This particular project started because I wanted to make two different skirts to wear with a French-style jacket that I’ve been working on – a straight skirt out of self-fabric, and a fuller style skirt. So I pulled out an old pattern, Butterick 3589. When I made it years ago, I’d altered the pattern so that it had an extended or Hollywood waist.
When it comes to comfort, almost all of us have pet peeves, and mine is having something tight around my waist. With an extended waist, I find that the skirt just floats over the waist. Plus, there’s quite a bit of leeway in the fit with the fluctuation of my stomach being rounder and softer one day compared to another.
Before cutting into the silk satin-faced georgette to go with the French-style jacket, I made a wearable mock-up from an embroidered silk doupioni fabric.
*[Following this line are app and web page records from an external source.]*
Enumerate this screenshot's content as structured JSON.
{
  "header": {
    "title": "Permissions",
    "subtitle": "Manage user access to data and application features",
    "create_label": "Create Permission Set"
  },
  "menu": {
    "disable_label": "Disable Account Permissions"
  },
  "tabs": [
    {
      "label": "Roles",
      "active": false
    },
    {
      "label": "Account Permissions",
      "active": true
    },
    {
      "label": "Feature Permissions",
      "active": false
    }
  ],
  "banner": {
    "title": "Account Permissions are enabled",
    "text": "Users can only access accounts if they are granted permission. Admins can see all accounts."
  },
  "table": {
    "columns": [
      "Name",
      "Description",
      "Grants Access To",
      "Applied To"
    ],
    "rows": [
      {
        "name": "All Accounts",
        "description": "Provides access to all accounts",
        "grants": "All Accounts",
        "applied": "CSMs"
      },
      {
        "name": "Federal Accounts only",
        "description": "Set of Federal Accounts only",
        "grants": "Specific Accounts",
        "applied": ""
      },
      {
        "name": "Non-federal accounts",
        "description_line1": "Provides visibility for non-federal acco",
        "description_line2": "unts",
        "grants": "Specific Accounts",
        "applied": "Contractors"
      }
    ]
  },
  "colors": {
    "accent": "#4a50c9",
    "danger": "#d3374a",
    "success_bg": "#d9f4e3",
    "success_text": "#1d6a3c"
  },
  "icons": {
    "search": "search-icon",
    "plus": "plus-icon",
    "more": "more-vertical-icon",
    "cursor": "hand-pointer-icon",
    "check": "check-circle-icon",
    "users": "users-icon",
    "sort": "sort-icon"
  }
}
The fabric had been pre-washed – perfect for Baltimore’s hot and humid summer weather since the skirt can be laundered, and the pre-washing made the doupioni softened quite a bit.
I feel a sense of freedom when I make a wearable mock-up because I don’t feel like so much is at stake if it doesn’t turn out perfectly. This one is a winner, and I’ve already worn it several times. The waist is oh-so comfortable, and I’m glad I thought to make the waist facing from cotton batiste so there’s no embroidery against my skin. I find that it’s small details like that that really help me to feel at ease.
When I wear the skirt, I feel both “breezy” and “put together.” The washed doupioni is perfect: there’s enough structure so that the fullness of the skirt doesn’t collapse altogether, yet the skirt isn’t too stiff.
This skirt pattern is definitely a keeper. In addition to a companion for my French-style jacket, I already have plans to make the skirt from a linen print.